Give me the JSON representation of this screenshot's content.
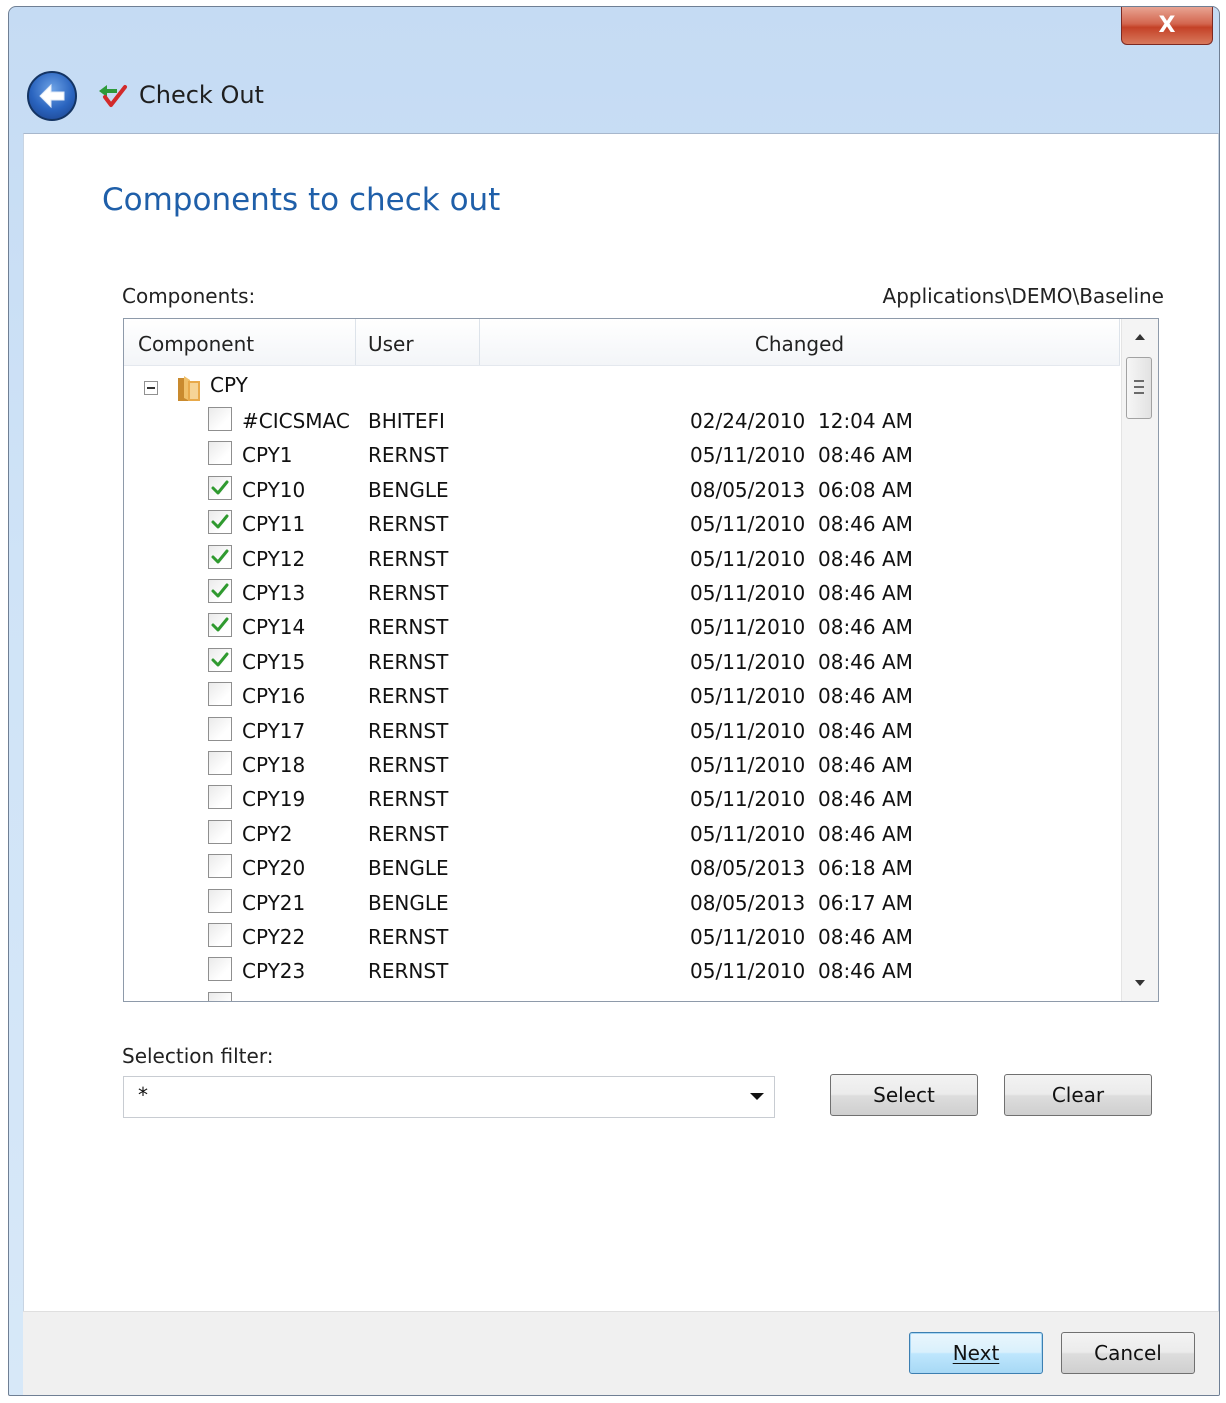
{
  "window": {
    "close_label": "X",
    "title": "Check Out"
  },
  "page": {
    "heading": "Components to check out",
    "components_label": "Components:",
    "path": "Applications\\DEMO\\Baseline"
  },
  "grid": {
    "columns": [
      "Component",
      "User",
      "Changed"
    ],
    "group": "CPY",
    "rows": [
      {
        "name": "#CICSMAC",
        "user": "BHITEFI",
        "changed": "02/24/2010  12:04 AM",
        "checked": false
      },
      {
        "name": "CPY1",
        "user": "RERNST",
        "changed": "05/11/2010  08:46 AM",
        "checked": false
      },
      {
        "name": "CPY10",
        "user": "BENGLE",
        "changed": "08/05/2013  06:08 AM",
        "checked": true
      },
      {
        "name": "CPY11",
        "user": "RERNST",
        "changed": "05/11/2010  08:46 AM",
        "checked": true
      },
      {
        "name": "CPY12",
        "user": "RERNST",
        "changed": "05/11/2010  08:46 AM",
        "checked": true
      },
      {
        "name": "CPY13",
        "user": "RERNST",
        "changed": "05/11/2010  08:46 AM",
        "checked": true
      },
      {
        "name": "CPY14",
        "user": "RERNST",
        "changed": "05/11/2010  08:46 AM",
        "checked": true
      },
      {
        "name": "CPY15",
        "user": "RERNST",
        "changed": "05/11/2010  08:46 AM",
        "checked": true
      },
      {
        "name": "CPY16",
        "user": "RERNST",
        "changed": "05/11/2010  08:46 AM",
        "checked": false
      },
      {
        "name": "CPY17",
        "user": "RERNST",
        "changed": "05/11/2010  08:46 AM",
        "checked": false
      },
      {
        "name": "CPY18",
        "user": "RERNST",
        "changed": "05/11/2010  08:46 AM",
        "checked": false
      },
      {
        "name": "CPY19",
        "user": "RERNST",
        "changed": "05/11/2010  08:46 AM",
        "checked": false
      },
      {
        "name": "CPY2",
        "user": "RERNST",
        "changed": "05/11/2010  08:46 AM",
        "checked": false
      },
      {
        "name": "CPY20",
        "user": "BENGLE",
        "changed": "08/05/2013  06:18 AM",
        "checked": false
      },
      {
        "name": "CPY21",
        "user": "BENGLE",
        "changed": "08/05/2013  06:17 AM",
        "checked": false
      },
      {
        "name": "CPY22",
        "user": "RERNST",
        "changed": "05/11/2010  08:46 AM",
        "checked": false
      },
      {
        "name": "CPY23",
        "user": "RERNST",
        "changed": "05/11/2010  08:46 AM",
        "checked": false
      }
    ]
  },
  "filter": {
    "label": "Selection filter:",
    "value": "*"
  },
  "buttons": {
    "select": "Select",
    "clear": "Clear",
    "next": "Next",
    "cancel": "Cancel"
  },
  "colors": {
    "heading": "#1f5fa9",
    "checkmark": "#2f9a2f"
  }
}
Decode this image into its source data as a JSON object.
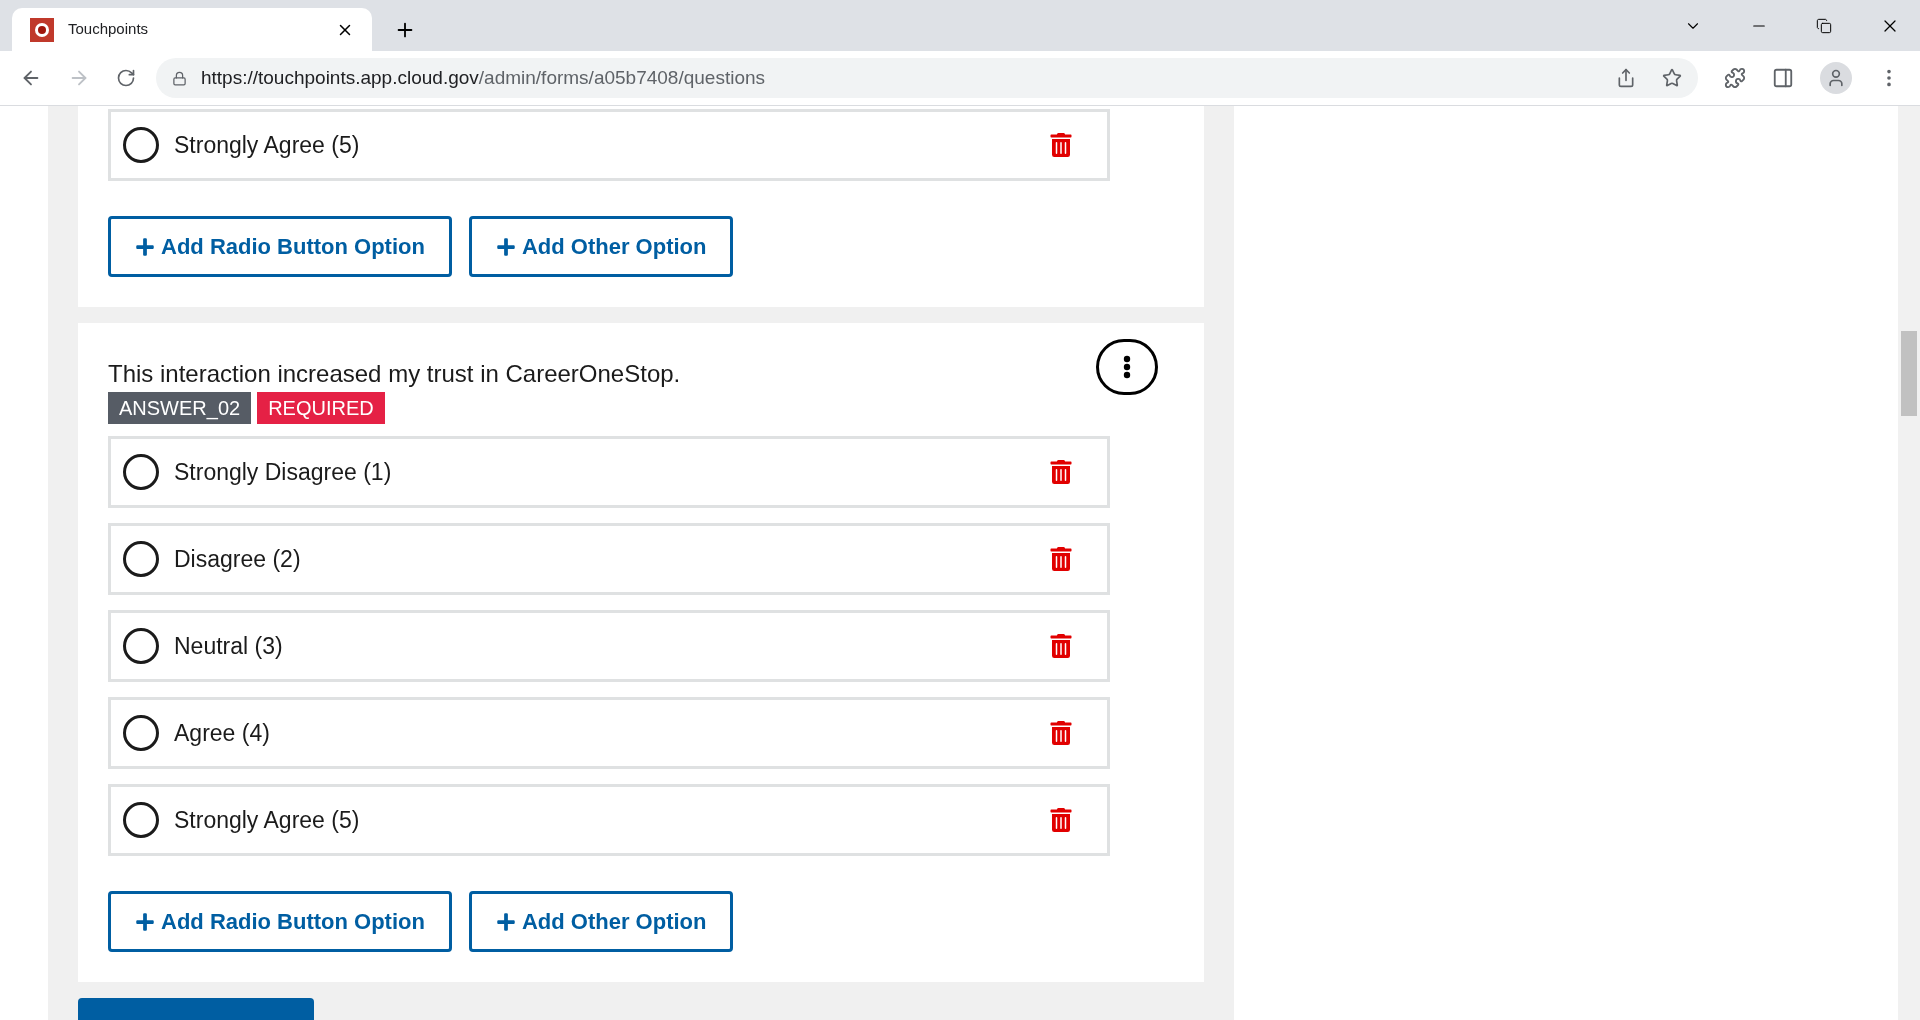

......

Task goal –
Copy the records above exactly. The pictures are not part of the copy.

Response –
Give me the JSON representation of this screenshot's content.
{
  "window": {
    "close_label": "X",
    "title": "Check Out"
  },
  "page": {
    "heading": "Components to check out",
    "components_label": "Components:",
    "path": "Applications\\DEMO\\Baseline"
  },
  "grid": {
    "columns": [
      "Component",
      "User",
      "Changed"
    ],
    "group": "CPY",
    "rows": [
      {
        "name": "#CICSMAC",
        "user": "BHITEFI",
        "changed": "02/24/2010  12:04 AM",
        "checked": false
      },
      {
        "name": "CPY1",
        "user": "RERNST",
        "changed": "05/11/2010  08:46 AM",
        "checked": false
      },
      {
        "name": "CPY10",
        "user": "BENGLE",
        "changed": "08/05/2013  06:08 AM",
        "checked": true
      },
      {
        "name": "CPY11",
        "user": "RERNST",
        "changed": "05/11/2010  08:46 AM",
        "checked": true
      },
      {
        "name": "CPY12",
        "user": "RERNST",
        "changed": "05/11/2010  08:46 AM",
        "checked": true
      },
      {
        "name": "CPY13",
        "user": "RERNST",
        "changed": "05/11/2010  08:46 AM",
        "checked": true
      },
      {
        "name": "CPY14",
        "user": "RERNST",
        "changed": "05/11/2010  08:46 AM",
        "checked": true
      },
      {
        "name": "CPY15",
        "user": "RERNST",
        "changed": "05/11/2010  08:46 AM",
        "checked": true
      },
      {
        "name": "CPY16",
        "user": "RERNST",
        "changed": "05/11/2010  08:46 AM",
        "checked": false
      },
      {
        "name": "CPY17",
        "user": "RERNST",
        "changed": "05/11/2010  08:46 AM",
        "checked": false
      },
      {
        "name": "CPY18",
        "user": "RERNST",
        "changed": "05/11/2010  08:46 AM",
        "checked": false
      },
      {
        "name": "CPY19",
        "user": "RERNST",
        "changed": "05/11/2010  08:46 AM",
        "checked": false
      },
      {
        "name": "CPY2",
        "user": "RERNST",
        "changed": "05/11/2010  08:46 AM",
        "checked": false
      },
      {
        "name": "CPY20",
        "user": "BENGLE",
        "changed": "08/05/2013  06:18 AM",
        "checked": false
      },
      {
        "name": "CPY21",
        "user": "BENGLE",
        "changed": "08/05/2013  06:17 AM",
        "checked": false
      },
      {
        "name": "CPY22",
        "user": "RERNST",
        "changed": "05/11/2010  08:46 AM",
        "checked": false
      },
      {
        "name": "CPY23",
        "user": "RERNST",
        "changed": "05/11/2010  08:46 AM",
        "checked": false
      }
    ]
  },
  "filter": {
    "label": "Selection filter:",
    "value": "*"
  },
  "buttons": {
    "select": "Select",
    "clear": "Clear",
    "next": "Next",
    "cancel": "Cancel"
  },
  "colors": {
    "heading": "#1f5fa9",
    "checkmark": "#2f9a2f"
  }
}
Decode this image into its source data as a JSON object.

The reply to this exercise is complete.